Task objective: In the records that follow, find each line with "desc" and pull it out.

─── Source material

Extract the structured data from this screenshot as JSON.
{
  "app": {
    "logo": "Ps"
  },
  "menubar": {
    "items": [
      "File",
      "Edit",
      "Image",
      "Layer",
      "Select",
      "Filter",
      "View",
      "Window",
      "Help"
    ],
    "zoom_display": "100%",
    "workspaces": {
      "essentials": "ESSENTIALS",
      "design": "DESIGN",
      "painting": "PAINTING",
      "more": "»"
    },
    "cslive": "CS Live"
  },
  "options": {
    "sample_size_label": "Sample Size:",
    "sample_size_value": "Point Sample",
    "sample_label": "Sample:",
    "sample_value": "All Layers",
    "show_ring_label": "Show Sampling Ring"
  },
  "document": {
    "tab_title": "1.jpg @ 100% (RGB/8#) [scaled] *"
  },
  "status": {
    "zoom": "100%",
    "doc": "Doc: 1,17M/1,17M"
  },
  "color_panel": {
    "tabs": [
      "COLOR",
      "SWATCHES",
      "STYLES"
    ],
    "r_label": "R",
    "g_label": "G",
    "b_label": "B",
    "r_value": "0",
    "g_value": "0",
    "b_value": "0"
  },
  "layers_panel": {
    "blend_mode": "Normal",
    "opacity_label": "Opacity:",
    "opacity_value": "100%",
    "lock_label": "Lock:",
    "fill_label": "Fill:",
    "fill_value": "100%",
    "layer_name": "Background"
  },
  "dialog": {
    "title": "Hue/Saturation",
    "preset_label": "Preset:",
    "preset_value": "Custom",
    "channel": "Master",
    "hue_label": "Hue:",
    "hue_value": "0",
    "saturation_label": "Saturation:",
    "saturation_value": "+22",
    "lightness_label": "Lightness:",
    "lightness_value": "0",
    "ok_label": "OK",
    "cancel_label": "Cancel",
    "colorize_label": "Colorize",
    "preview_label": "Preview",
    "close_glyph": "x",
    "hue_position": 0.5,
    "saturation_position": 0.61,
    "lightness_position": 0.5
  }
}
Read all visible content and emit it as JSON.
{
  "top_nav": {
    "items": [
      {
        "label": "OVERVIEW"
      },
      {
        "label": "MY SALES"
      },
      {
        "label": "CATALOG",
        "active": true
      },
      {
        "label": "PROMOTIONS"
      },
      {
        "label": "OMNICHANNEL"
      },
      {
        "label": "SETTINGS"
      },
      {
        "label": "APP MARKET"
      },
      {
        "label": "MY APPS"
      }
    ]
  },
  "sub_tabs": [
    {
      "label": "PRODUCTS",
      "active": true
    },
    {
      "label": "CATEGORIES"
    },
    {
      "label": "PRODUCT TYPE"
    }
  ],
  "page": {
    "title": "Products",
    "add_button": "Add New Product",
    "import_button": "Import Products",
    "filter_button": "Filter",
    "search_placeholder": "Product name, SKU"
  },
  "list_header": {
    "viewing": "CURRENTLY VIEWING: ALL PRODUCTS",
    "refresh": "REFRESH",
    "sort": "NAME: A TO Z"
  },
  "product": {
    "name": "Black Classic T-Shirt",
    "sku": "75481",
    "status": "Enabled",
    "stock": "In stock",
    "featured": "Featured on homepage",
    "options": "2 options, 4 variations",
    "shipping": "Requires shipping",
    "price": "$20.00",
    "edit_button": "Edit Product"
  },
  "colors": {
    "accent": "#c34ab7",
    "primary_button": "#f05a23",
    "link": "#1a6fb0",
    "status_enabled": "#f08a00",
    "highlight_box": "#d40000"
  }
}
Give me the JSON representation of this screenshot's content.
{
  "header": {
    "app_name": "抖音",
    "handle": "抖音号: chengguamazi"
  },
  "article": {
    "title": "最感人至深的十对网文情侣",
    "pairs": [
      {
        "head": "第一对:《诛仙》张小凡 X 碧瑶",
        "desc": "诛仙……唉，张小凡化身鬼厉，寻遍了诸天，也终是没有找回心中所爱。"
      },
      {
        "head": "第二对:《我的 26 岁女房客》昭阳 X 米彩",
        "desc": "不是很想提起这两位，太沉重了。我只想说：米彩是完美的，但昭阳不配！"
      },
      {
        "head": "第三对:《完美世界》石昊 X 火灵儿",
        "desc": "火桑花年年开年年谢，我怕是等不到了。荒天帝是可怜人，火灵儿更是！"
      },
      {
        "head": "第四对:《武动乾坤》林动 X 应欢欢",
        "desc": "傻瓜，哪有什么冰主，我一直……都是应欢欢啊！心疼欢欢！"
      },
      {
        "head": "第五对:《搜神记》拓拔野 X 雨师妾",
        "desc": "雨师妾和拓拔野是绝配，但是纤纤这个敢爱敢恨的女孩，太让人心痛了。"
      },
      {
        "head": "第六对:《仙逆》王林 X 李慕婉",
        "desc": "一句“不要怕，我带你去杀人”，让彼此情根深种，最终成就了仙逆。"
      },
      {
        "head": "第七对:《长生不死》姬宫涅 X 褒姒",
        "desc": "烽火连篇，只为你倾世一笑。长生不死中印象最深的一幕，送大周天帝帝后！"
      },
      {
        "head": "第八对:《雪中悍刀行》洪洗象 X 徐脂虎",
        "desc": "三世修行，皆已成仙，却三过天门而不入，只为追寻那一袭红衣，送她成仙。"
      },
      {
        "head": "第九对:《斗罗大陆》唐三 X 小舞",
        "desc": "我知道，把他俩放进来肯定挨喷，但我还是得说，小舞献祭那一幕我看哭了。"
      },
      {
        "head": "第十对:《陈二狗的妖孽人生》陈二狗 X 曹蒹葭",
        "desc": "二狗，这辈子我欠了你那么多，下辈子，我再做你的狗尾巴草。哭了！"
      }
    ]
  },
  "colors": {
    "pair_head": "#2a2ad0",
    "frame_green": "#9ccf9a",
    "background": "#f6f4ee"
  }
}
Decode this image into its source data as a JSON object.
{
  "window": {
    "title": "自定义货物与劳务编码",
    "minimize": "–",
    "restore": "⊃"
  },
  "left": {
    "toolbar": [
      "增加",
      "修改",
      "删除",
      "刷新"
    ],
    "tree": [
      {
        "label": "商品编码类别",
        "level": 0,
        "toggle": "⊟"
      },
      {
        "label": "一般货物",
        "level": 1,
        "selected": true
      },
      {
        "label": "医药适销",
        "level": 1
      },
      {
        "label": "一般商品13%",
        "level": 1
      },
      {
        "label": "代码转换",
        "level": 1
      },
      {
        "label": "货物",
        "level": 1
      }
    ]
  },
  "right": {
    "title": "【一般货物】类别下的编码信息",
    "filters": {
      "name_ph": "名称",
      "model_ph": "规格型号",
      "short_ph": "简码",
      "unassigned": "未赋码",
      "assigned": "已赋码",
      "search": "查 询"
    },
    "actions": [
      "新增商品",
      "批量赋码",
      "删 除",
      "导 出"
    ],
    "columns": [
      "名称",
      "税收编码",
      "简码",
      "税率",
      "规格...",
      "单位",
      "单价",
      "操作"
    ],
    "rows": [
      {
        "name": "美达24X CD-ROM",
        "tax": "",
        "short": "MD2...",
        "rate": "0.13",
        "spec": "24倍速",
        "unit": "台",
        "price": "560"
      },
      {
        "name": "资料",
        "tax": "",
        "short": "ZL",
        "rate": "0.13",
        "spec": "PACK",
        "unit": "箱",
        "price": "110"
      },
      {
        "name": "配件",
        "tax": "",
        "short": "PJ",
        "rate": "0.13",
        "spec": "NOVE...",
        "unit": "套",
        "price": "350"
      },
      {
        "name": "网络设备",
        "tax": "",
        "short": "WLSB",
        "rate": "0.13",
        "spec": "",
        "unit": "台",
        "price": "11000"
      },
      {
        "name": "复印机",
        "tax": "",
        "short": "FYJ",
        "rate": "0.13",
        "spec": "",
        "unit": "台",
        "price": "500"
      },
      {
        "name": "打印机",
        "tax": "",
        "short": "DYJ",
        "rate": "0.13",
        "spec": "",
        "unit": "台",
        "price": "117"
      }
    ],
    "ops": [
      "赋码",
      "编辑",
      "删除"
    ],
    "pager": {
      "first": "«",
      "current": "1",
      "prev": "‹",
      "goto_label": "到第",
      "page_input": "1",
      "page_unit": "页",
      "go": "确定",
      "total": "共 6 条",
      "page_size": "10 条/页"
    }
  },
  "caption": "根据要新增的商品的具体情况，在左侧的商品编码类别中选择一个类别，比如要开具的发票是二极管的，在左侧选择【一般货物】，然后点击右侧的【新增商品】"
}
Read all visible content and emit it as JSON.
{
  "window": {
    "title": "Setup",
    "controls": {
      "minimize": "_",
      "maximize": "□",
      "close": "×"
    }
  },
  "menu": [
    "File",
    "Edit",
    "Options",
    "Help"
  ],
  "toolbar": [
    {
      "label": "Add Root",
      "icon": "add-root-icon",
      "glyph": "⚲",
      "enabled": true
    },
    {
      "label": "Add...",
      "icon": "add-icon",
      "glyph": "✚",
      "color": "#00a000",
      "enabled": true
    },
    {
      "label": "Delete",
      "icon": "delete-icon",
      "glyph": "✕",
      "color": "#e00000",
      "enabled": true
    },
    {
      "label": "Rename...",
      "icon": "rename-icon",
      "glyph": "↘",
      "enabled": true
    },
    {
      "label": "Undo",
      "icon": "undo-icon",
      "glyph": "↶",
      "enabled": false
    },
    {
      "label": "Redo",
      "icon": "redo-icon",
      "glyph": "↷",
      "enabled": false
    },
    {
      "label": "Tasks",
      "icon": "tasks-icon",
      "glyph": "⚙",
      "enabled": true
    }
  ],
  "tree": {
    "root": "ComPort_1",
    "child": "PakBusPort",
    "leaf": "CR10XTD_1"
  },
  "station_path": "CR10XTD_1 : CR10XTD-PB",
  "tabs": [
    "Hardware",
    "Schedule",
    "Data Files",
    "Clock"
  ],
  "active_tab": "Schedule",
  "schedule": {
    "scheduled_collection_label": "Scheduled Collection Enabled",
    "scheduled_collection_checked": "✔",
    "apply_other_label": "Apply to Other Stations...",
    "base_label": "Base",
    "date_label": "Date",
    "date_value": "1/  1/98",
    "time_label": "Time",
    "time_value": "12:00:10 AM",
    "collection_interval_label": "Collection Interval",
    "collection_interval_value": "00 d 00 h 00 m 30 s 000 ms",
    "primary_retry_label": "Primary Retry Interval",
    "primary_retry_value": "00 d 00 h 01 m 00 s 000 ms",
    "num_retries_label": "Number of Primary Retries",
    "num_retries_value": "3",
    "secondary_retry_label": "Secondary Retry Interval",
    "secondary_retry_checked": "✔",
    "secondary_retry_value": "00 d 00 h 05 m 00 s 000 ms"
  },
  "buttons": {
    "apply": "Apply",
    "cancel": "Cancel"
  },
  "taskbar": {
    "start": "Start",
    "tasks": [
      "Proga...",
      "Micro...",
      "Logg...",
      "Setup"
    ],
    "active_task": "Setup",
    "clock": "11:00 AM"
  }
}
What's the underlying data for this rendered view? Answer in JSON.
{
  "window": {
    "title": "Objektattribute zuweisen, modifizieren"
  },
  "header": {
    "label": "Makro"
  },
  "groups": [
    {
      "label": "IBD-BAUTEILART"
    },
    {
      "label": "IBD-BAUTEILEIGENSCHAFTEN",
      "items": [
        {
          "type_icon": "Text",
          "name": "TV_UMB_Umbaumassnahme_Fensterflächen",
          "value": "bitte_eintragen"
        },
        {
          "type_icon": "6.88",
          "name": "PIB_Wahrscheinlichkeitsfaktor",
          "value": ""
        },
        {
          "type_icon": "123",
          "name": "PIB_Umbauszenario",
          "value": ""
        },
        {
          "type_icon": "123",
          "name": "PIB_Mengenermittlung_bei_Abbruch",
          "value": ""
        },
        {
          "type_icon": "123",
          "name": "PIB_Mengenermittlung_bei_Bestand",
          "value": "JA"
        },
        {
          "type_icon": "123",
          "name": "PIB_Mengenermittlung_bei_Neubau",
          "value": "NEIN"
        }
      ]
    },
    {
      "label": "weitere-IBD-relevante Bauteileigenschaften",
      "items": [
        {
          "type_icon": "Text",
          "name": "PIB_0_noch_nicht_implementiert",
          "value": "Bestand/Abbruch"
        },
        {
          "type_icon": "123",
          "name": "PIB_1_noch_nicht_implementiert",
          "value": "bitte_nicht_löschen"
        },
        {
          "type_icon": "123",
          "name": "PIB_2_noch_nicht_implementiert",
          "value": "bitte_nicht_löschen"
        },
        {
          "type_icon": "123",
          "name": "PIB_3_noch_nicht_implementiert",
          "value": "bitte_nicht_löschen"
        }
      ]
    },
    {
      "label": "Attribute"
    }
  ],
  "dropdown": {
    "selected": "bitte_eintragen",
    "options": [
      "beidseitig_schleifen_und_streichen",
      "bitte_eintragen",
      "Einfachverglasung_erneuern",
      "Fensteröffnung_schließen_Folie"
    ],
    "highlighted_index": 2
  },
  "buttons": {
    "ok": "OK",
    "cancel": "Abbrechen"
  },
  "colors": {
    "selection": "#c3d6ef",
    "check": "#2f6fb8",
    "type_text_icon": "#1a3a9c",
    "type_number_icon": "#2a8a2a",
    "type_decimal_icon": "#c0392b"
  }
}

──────

Problem solution:
        "desc": "诛仙……唉，张小凡化身鬼厉，寻遍了诸天，也终是没有找回心中所爱。"
        "desc": "不是很想提起这两位，太沉重了。我只想说：米彩是完美的，但昭阳不配！"
        "desc": "火桑花年年开年年谢，我怕是等不到了。荒天帝是可怜人，火灵儿更是！"
        "desc": "傻瓜，哪有什么冰主，我一直……都是应欢欢啊！心疼欢欢！"
        "desc": "雨师妾和拓拔野是绝配，但是纤纤这个敢爱敢恨的女孩，太让人心痛了。"
        "desc": "一句“不要怕，我带你去杀人”，让彼此情根深种，最终成就了仙逆。"
        "desc": "烽火连篇，只为你倾世一笑。长生不死中印象最深的一幕，送大周天帝帝后！"
        "desc": "三世修行，皆已成仙，却三过天门而不入，只为追寻那一袭红衣，送她成仙。"
        "desc": "我知道，把他俩放进来肯定挨喷，但我还是得说，小舞献祭那一幕我看哭了。"
        "desc": "二狗，这辈子我欠了你那么多，下辈子，我再做你的狗尾巴草。哭了！"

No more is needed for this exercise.